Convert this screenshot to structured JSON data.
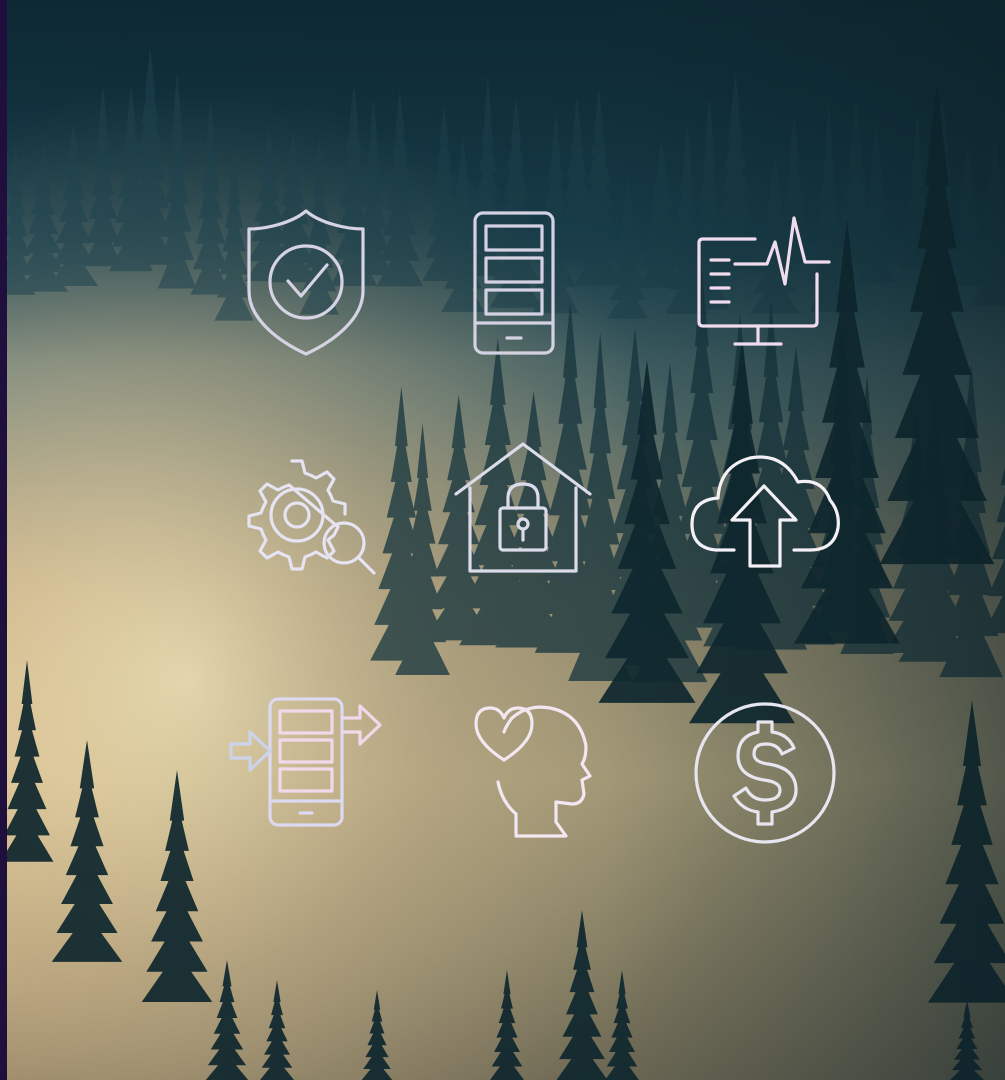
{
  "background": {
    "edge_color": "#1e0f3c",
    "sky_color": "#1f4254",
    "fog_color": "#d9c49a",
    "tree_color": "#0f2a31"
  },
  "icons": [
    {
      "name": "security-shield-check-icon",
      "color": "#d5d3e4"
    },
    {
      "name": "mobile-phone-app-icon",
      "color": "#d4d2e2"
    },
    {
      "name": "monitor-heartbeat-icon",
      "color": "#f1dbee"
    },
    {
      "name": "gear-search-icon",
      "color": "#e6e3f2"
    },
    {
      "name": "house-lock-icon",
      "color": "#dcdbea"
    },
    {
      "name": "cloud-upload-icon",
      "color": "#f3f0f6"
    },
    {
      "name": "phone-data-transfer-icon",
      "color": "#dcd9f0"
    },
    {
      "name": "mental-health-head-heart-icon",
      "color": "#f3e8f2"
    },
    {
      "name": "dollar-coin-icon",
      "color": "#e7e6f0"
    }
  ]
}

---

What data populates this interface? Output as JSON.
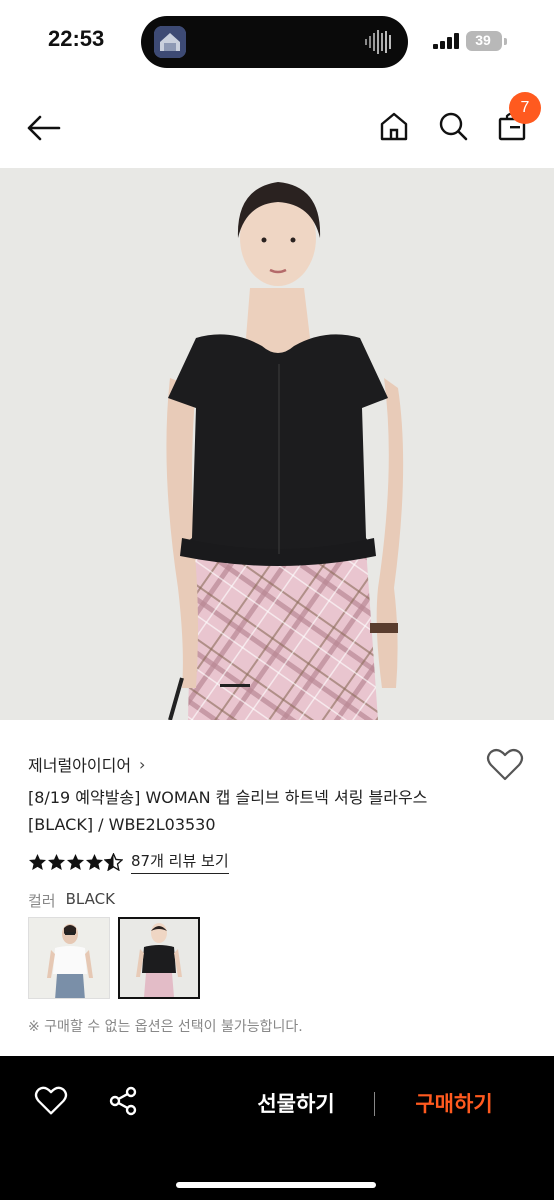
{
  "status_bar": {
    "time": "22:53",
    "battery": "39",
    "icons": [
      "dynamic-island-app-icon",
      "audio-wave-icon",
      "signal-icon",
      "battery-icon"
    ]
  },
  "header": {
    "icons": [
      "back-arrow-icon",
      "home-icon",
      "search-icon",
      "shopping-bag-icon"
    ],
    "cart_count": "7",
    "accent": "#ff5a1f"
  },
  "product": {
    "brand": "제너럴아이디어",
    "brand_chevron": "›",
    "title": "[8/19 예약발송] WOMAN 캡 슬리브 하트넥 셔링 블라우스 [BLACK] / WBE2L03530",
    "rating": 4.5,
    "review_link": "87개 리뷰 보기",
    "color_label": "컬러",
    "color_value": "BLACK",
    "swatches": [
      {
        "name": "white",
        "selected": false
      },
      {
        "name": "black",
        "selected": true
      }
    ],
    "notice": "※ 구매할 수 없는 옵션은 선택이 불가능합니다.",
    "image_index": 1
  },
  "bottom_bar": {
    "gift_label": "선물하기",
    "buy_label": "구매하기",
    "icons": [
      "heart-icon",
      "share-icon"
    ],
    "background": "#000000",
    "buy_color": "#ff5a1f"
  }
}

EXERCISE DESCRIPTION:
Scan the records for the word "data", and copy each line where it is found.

RESPONSE FOR THIS EXERCISE:
Convert this screenshot to structured JSON data.
      "name": "phone-data-transfer-icon",
What data populates this interface? Output as JSON.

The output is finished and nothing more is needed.